We already shared the story of an Uber driver who arrived home to find someone parked in the spot he had shoveled and then ‘saved’ by placing an ‘old bookshelf’ in it. He then exacted revenge on the parking spot thief by shoveling all the snow back in the space, right on top of the car.
Now, hear from the alleged perpetrator.
Emily Ackerman manages a South End restaurant. She moved to Boston six months ago from upstate New York.
When Ackerman left for work on February 8, she gave up a parking spot she had shoveled out, on Eliot Street in Jamaica Plain.
“I didn’t put anything in the spot I dug out,’’Ackerman said. “I didn’t know that I wouldn’t be able to find another spot.’’
That evening, she returned home from work only to find there were no spots available near her apartment.
“I was totally baffled. I knew I had to find a spot with no marker,’’ she said.
After driving around “for about an hour,’’ Ackerman finally found a spot with no space saver. It was on Dunster Road, almost a half mile from her apartment.
Ackerman now knows that the original shoveler of the Dunster Road parking spot claims to have placed an old bookshelf in the spot to save it.
But she told Boston.com there was no bookcase there by the time she arrived.
“Whether someone took it or what, I don’t know,’’ she said. “I pulled my car in, and didn’t think anything of it. I walked home and went to sleep.’’
Later that night, the Uber driver arrived home from his evening shift, only to find Ackerman’s Monte Carlo with New York plates parked in ‘his’ spot.
He pondered his options, and acted, covering her car by shoveling all the snow back in.
The next day, Ackerman walked the half mile back to the parking spot, only to find her car absolutely buried.
“I called my mom and told her all the other cars have only a foot of snow on them,’’ she said, adding that at first she assumed a plow must have been responsible.
“It didn’t hit me for a few minutes. And then I called my mom and said ‘I think I pissed somebody off.’’’
Ackerman said the whole incident has had her laughing more than anything else.
“I was kind of confused at first. But then I laughed about it,’’ she said. “I just had to dig it out and move on.

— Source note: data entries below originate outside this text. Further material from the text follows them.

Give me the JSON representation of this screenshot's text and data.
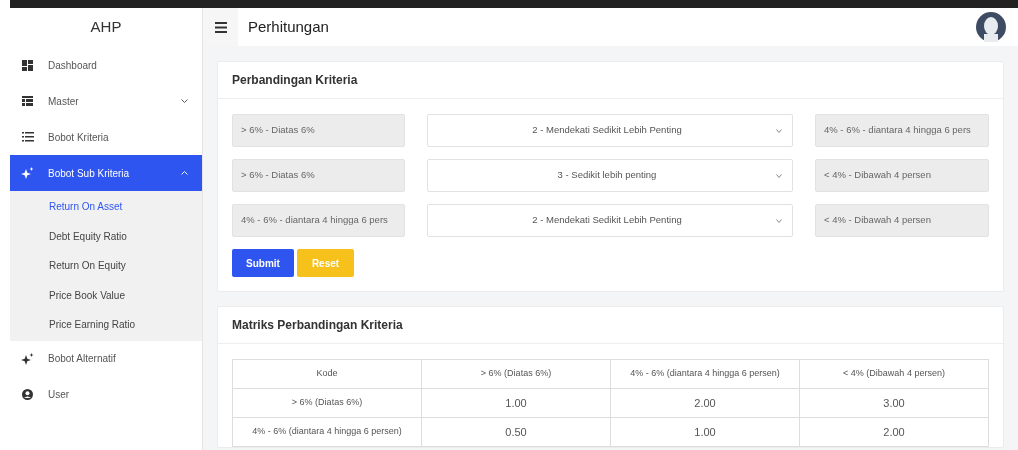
{
  "sidebar": {
    "brand": "AHP",
    "items": [
      {
        "label": "Dashboard",
        "selected": false
      },
      {
        "label": "Master",
        "selected": false,
        "expanded": false
      },
      {
        "label": "Bobot Kriteria",
        "selected": false
      },
      {
        "label": "Bobot Sub Kriteria",
        "selected": true,
        "expanded": true,
        "children": [
          {
            "label": "Return On Asset",
            "selected": true
          },
          {
            "label": "Debt Equity Ratio",
            "selected": false
          },
          {
            "label": "Return On Equity",
            "selected": false
          },
          {
            "label": "Price Book Value",
            "selected": false
          },
          {
            "label": "Price Earning Ratio",
            "selected": false
          }
        ]
      },
      {
        "label": "Bobot Alternatif",
        "selected": false
      },
      {
        "label": "User",
        "selected": false
      }
    ]
  },
  "header": {
    "title": "Perhitungan"
  },
  "comparison": {
    "title": "Perbandingan Kriteria",
    "rows": [
      {
        "left": "> 6% - Diatas 6%",
        "choice": "2 - Mendekati Sedikit Lebih Penting",
        "right": "4% - 6% - diantara 4 hingga 6 pers"
      },
      {
        "left": "> 6% - Diatas 6%",
        "choice": "3 - Sedikit lebih penting",
        "right": "< 4% - Dibawah 4 persen"
      },
      {
        "left": "4% - 6% - diantara 4 hingga 6 pers",
        "choice": "2 - Mendekati Sedikit Lebih Penting",
        "right": "< 4% - Dibawah 4 persen"
      }
    ],
    "buttons": [
      {
        "label": "Submit",
        "kind": "primary"
      },
      {
        "label": "Reset",
        "kind": "warning"
      }
    ]
  },
  "matrix": {
    "title": "Matriks Perbandingan Kriteria",
    "table": {
      "columns": [
        "Kode",
        "> 6% (Diatas 6%)",
        "4% - 6% (diantara 4 hingga 6 persen)",
        "< 4% (Dibawah 4 persen)"
      ],
      "rows": [
        [
          "> 6% (Diatas 6%)",
          "1.00",
          "2.00",
          "3.00"
        ],
        [
          "4% - 6% (diantara 4 hingga 6 persen)",
          "0.50",
          "1.00",
          "2.00"
        ]
      ]
    }
  }
}
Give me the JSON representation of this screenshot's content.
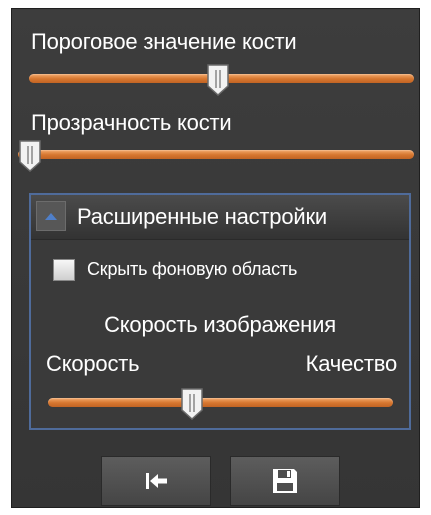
{
  "bone_threshold": {
    "label": "Пороговое значение кости",
    "value_percent": 49
  },
  "bone_transparency": {
    "label": "Прозрачность кости",
    "value_percent": 0
  },
  "advanced": {
    "title": "Расширенные настройки",
    "hide_background": {
      "label": "Скрыть фоновую область",
      "checked": false
    },
    "render_speed": {
      "title": "Скорость изображения",
      "min_label": "Скорость",
      "max_label": "Качество",
      "value_percent": 41
    }
  },
  "toolbar": {
    "reset_icon": "arrow-to-start-icon",
    "save_icon": "floppy-disk-icon"
  },
  "colors": {
    "panel": "#3d3d3d",
    "slider_track": "#d6762f",
    "group_border": "#4f6b9a",
    "text": "#ffffff"
  }
}
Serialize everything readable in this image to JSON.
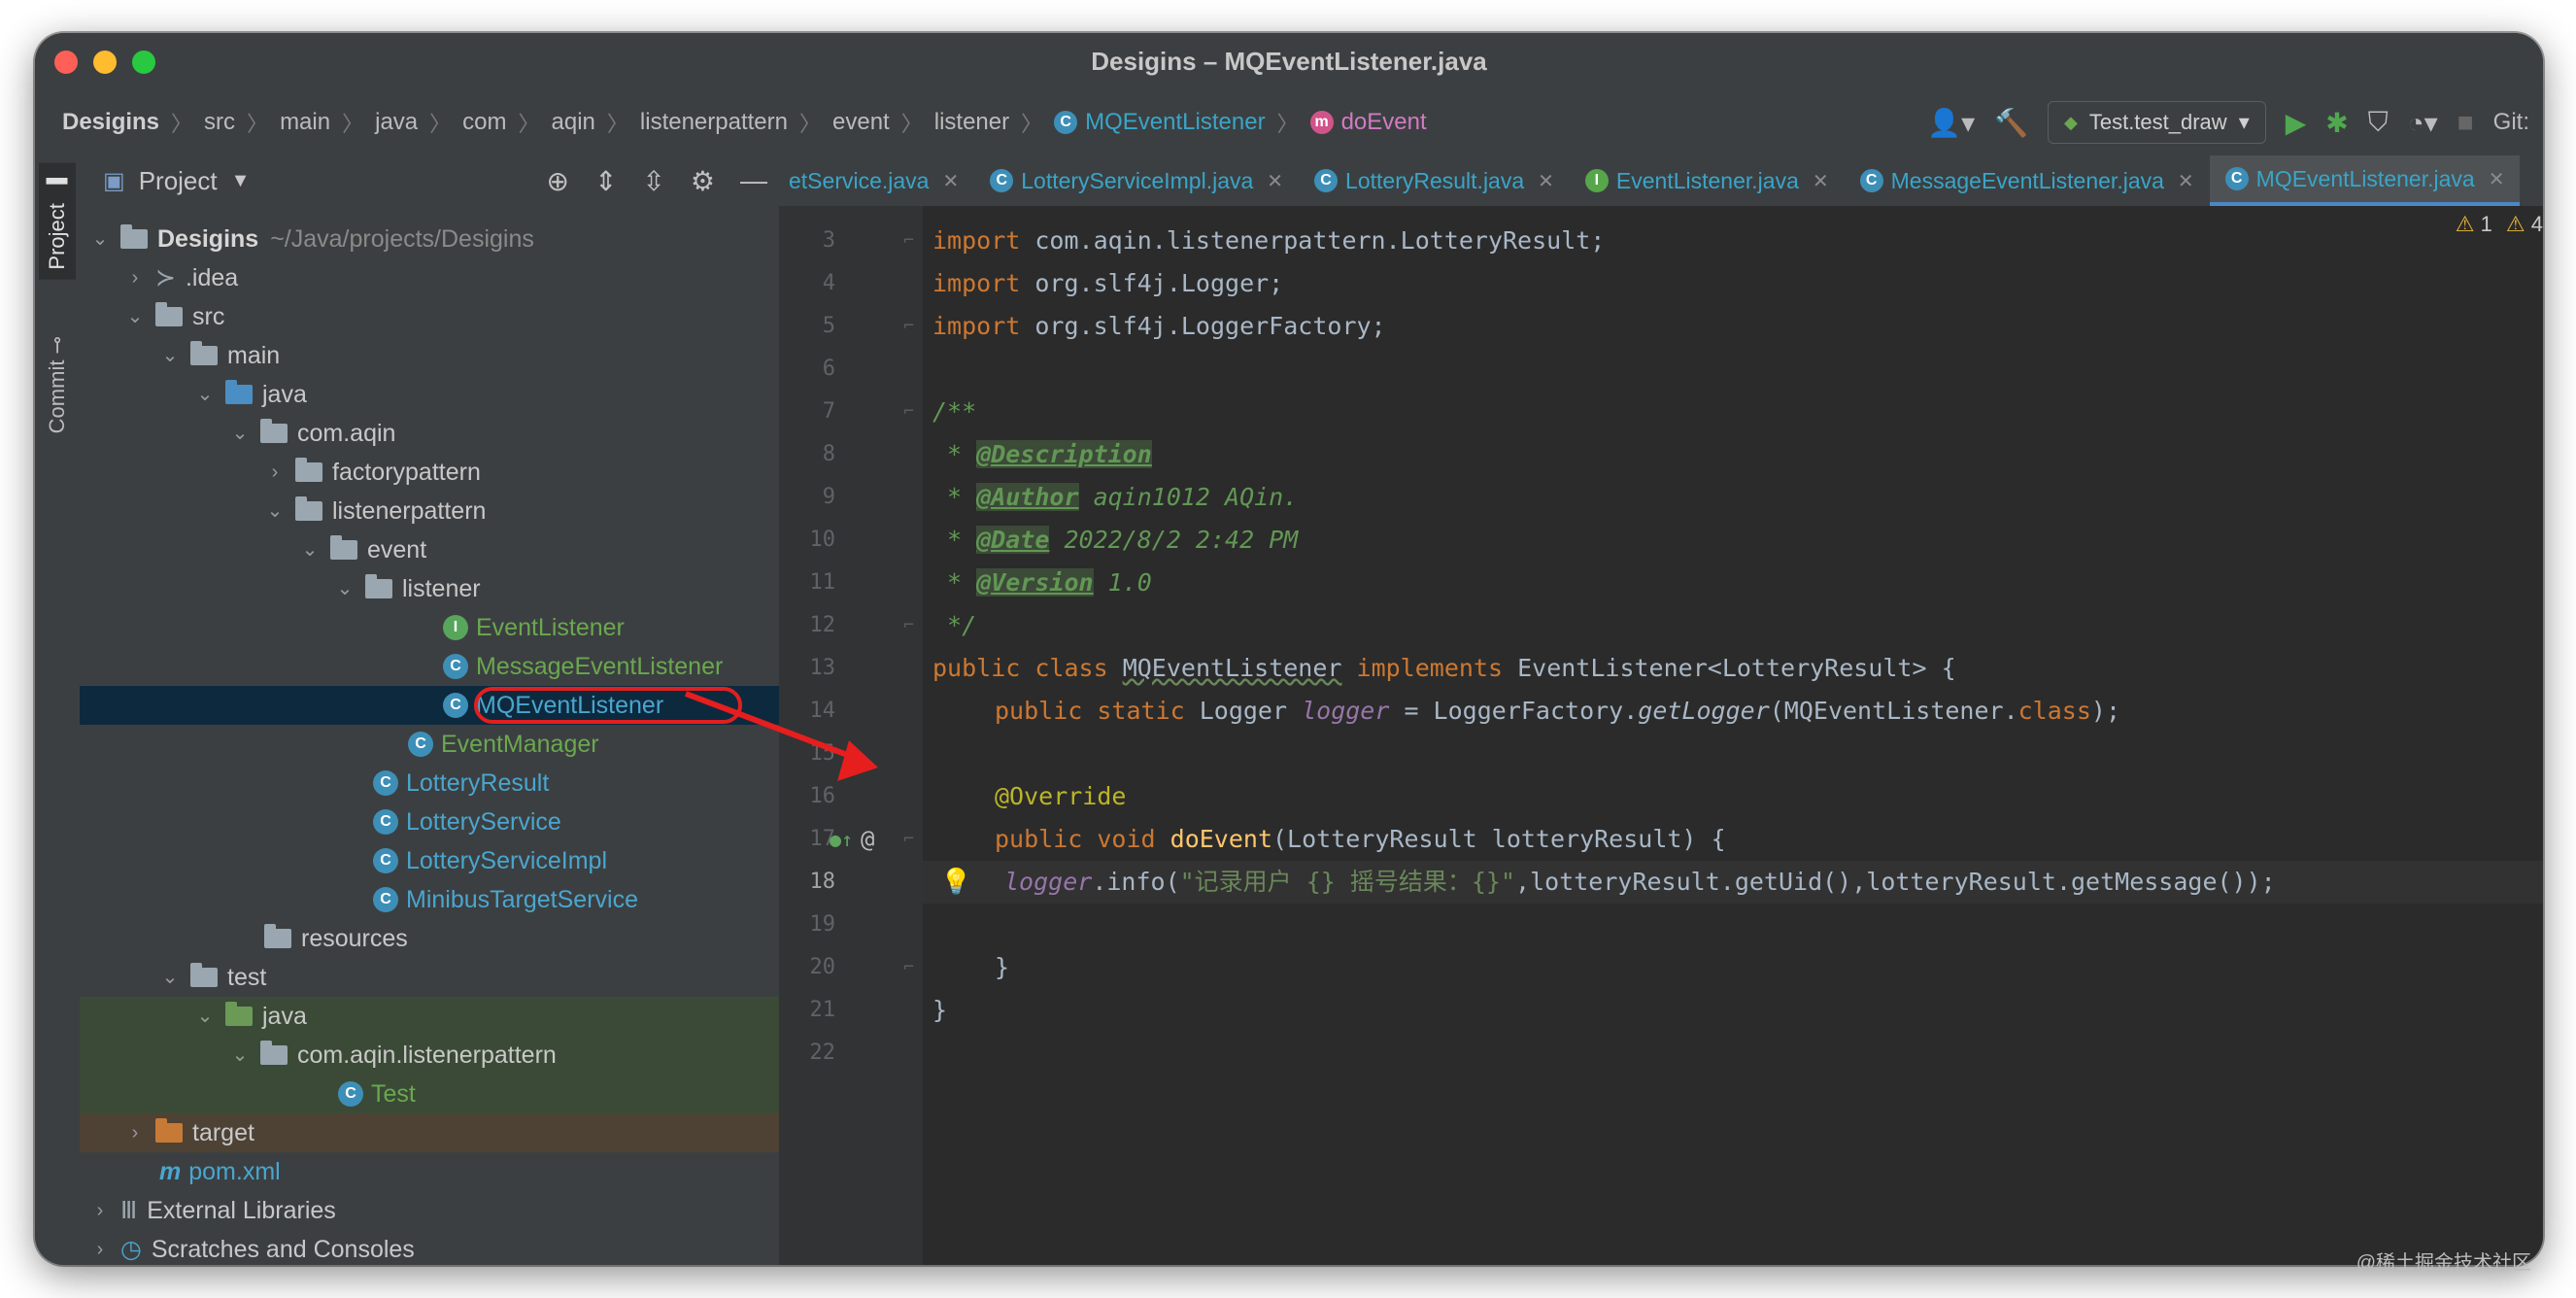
{
  "window": {
    "title": "Desigins – MQEventListener.java"
  },
  "breadcrumbs": [
    {
      "label": "Desigins"
    },
    {
      "label": "src"
    },
    {
      "label": "main"
    },
    {
      "label": "java"
    },
    {
      "label": "com"
    },
    {
      "label": "aqin"
    },
    {
      "label": "listenerpattern"
    },
    {
      "label": "event"
    },
    {
      "label": "listener"
    },
    {
      "label": "MQEventListener"
    },
    {
      "label": "doEvent"
    }
  ],
  "toolbar": {
    "run_config": "Test.test_draw",
    "git_label": "Git:"
  },
  "side_tabs": {
    "project": "Project",
    "commit": "Commit"
  },
  "project_panel": {
    "title": "Project",
    "tree": [
      {
        "label": "Desigins",
        "path": "~/Java/projects/Desigins"
      },
      {
        "label": ".idea"
      },
      {
        "label": "src"
      },
      {
        "label": "main"
      },
      {
        "label": "java"
      },
      {
        "label": "com.aqin"
      },
      {
        "label": "factorypattern"
      },
      {
        "label": "listenerpattern"
      },
      {
        "label": "event"
      },
      {
        "label": "listener"
      },
      {
        "label": "EventListener"
      },
      {
        "label": "MessageEventListener"
      },
      {
        "label": "MQEventListener"
      },
      {
        "label": "EventManager"
      },
      {
        "label": "LotteryResult"
      },
      {
        "label": "LotteryService"
      },
      {
        "label": "LotteryServiceImpl"
      },
      {
        "label": "MinibusTargetService"
      },
      {
        "label": "resources"
      },
      {
        "label": "test"
      },
      {
        "label": "java"
      },
      {
        "label": "com.aqin.listenerpattern"
      },
      {
        "label": "Test"
      },
      {
        "label": "target"
      },
      {
        "label": "pom.xml"
      },
      {
        "label": "External Libraries"
      },
      {
        "label": "Scratches and Consoles"
      }
    ]
  },
  "editor_tabs": [
    {
      "label": "etService.java"
    },
    {
      "label": "LotteryServiceImpl.java"
    },
    {
      "label": "LotteryResult.java"
    },
    {
      "label": "EventListener.java"
    },
    {
      "label": "MessageEventListener.java"
    },
    {
      "label": "MQEventListener.java",
      "active": true
    }
  ],
  "editor": {
    "line_numbers": [
      "3",
      "4",
      "5",
      "6",
      "7",
      "8",
      "9",
      "10",
      "11",
      "12",
      "13",
      "14",
      "15",
      "16",
      "17",
      "18",
      "19",
      "20",
      "21",
      "22"
    ],
    "current_line": "18",
    "warnings": {
      "weak": "1",
      "strong": "4"
    },
    "code": {
      "l3_kw": "import",
      "l3_rest": " com.aqin.listenerpattern.LotteryResult;",
      "l4_kw": "import",
      "l4_rest": " org.slf4j.Logger;",
      "l5_kw": "import",
      "l5_rest": " org.slf4j.LoggerFactory;",
      "l7": "/**",
      "l8_star": " * ",
      "l8_tag": "@Description",
      "l9_star": " * ",
      "l9_tag": "@Author",
      "l9_text": " aqin1012 AQin.",
      "l10_star": " * ",
      "l10_tag": "@Date",
      "l10_text": " 2022/8/2 2:42 PM",
      "l11_star": " * ",
      "l11_tag": "@Version",
      "l11_text": " 1.0",
      "l12": " */",
      "l13_kw1": "public class",
      "l13_name": "MQEventListener",
      "l13_kw2": "implements",
      "l13_rest": " EventListener<LotteryResult> {",
      "l14_kw": "public static",
      "l14_type": " Logger ",
      "l14_field": "logger",
      "l14_eq": " = LoggerFactory.",
      "l14_method": "getLogger",
      "l14_arg": "(MQEventListener.",
      "l14_cls": "class",
      "l14_end": ");",
      "l16_ann": "@Override",
      "l17_kw": "public void",
      "l17_fn": "doEvent",
      "l17_rest": "(LotteryResult lotteryResult) {",
      "l18_field": "logger",
      "l18_call": ".info(",
      "l18_str": "\"记录用户 {} 摇号结果：{}\"",
      "l18_rest": ",lotteryResult.getUid(),lotteryResult.getMessage());",
      "l20": "}",
      "l21": "}"
    }
  },
  "watermark": "@稀土掘金技术社区"
}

It took Ackerman three and a half hours to free her car from the spot.
Ten days later, Ackerman was on Facebook and she saw Boston.com’s story.
“I said ‘Oh my god that’s my car’ – and then I decided I needed to reach out – to apologize,’’ she said.
“I wanted to offer a sincere apology. I’m sure it ruined his day, too,’’ she said. “And the whole thing is really just funny. I’ve been giggling about it for hours now.’’
The Uber driver who buried Ackerman’s car asked that his name not be released, for fear of punishment for his “crime.’’ But he told Boston.com he accepts Ackerman’s apology.
“As far as I’m concerned, as soon as I finished shoveling the snow back in, everything was right with the world,’’ he said. “It’s good we’re both able to sit back and laugh about it.’’
Ackerman is moving to the South End tomorrow, where space savers are banned but still very much used.